Try it » Among the lines below, list those containing the string "arrow".

[Web page and app entries]

====

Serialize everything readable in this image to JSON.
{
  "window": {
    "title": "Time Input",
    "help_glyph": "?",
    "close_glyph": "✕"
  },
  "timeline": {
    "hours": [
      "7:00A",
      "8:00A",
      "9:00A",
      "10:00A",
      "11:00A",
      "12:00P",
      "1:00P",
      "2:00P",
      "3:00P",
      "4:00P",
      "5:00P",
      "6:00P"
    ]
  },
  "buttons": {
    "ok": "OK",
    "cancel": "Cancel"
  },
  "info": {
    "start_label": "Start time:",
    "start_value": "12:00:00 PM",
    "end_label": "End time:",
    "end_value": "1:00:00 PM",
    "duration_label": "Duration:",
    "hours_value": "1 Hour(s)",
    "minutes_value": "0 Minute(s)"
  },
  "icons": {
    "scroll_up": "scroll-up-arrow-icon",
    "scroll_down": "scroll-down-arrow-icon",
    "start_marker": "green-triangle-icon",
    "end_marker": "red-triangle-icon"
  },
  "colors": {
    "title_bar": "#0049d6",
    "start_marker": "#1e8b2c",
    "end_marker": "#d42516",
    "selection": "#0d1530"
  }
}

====

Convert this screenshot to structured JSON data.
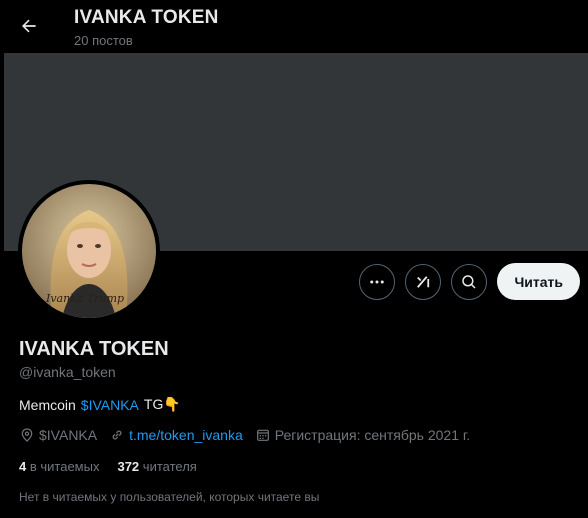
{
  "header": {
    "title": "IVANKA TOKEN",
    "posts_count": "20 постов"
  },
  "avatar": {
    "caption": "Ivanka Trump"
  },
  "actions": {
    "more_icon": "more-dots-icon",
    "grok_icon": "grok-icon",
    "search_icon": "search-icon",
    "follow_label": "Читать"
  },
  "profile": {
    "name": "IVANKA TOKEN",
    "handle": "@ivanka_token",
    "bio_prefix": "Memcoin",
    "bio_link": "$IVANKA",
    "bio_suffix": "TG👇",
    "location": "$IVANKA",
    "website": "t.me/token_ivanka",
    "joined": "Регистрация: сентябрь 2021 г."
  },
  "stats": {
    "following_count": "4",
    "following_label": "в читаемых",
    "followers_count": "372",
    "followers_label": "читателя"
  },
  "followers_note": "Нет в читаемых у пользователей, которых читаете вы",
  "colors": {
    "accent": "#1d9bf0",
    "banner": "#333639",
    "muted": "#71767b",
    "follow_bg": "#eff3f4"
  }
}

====

Written solution »
    "scroll_up": "scroll-up-arrow-icon",
    "scroll_down": "scroll-down-arrow-icon",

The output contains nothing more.